Action item – Where a line below contains "points", count it. Reply with the total only.

Data records below:

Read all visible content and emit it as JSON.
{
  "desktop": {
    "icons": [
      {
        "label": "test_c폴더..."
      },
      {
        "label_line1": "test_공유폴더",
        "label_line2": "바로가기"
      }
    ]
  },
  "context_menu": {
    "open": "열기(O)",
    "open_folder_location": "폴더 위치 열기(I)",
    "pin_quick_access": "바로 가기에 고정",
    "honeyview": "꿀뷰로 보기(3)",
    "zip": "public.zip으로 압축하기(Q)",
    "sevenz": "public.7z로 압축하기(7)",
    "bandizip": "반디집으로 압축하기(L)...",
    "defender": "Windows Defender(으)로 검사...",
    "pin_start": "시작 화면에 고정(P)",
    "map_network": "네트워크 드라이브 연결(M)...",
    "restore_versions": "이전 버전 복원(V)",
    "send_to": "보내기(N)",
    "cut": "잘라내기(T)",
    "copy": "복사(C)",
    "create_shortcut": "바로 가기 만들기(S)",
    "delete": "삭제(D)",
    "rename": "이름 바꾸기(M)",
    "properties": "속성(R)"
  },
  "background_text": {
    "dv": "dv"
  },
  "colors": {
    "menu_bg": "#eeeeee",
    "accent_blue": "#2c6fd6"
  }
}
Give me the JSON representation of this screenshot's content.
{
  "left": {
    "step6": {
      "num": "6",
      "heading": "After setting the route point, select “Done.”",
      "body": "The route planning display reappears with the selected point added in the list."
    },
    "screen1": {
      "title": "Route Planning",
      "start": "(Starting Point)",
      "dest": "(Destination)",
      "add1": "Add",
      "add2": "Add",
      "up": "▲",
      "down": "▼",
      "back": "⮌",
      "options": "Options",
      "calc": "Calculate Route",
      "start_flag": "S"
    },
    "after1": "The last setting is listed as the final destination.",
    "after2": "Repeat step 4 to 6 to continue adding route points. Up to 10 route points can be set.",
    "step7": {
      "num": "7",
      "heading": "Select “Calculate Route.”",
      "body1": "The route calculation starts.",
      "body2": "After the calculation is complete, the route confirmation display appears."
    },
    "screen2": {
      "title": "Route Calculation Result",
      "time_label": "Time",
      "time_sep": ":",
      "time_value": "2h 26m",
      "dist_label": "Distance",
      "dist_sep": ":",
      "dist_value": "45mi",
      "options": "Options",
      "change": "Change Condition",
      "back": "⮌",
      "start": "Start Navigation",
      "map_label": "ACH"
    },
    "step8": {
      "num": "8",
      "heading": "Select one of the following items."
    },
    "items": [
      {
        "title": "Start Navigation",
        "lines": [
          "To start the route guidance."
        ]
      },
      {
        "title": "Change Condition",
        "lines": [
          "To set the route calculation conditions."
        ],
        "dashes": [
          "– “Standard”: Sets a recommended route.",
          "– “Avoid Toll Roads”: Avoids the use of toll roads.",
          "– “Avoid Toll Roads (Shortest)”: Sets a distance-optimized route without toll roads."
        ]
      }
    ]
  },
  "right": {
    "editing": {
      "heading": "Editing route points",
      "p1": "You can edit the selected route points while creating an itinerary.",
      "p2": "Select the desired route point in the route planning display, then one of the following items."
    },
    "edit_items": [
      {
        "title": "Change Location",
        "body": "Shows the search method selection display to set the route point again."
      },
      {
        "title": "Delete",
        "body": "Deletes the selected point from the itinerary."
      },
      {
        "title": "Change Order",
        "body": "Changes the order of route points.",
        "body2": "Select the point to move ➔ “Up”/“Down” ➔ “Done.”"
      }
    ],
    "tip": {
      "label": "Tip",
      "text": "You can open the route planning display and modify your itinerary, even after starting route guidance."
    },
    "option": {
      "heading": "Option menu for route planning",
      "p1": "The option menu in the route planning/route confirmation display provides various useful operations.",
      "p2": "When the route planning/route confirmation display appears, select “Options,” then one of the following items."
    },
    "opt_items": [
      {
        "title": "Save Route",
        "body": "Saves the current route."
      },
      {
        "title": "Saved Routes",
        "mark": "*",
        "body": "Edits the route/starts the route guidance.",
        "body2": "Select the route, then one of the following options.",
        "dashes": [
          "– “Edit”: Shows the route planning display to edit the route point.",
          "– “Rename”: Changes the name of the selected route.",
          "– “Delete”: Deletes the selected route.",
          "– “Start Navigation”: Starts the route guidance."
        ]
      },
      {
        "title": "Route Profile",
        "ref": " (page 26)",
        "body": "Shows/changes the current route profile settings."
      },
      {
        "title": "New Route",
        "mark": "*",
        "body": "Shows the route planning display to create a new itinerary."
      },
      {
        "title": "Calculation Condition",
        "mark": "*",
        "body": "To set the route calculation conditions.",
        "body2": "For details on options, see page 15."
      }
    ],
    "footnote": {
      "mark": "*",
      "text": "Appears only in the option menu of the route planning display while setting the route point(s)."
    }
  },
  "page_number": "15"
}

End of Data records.

Result – 4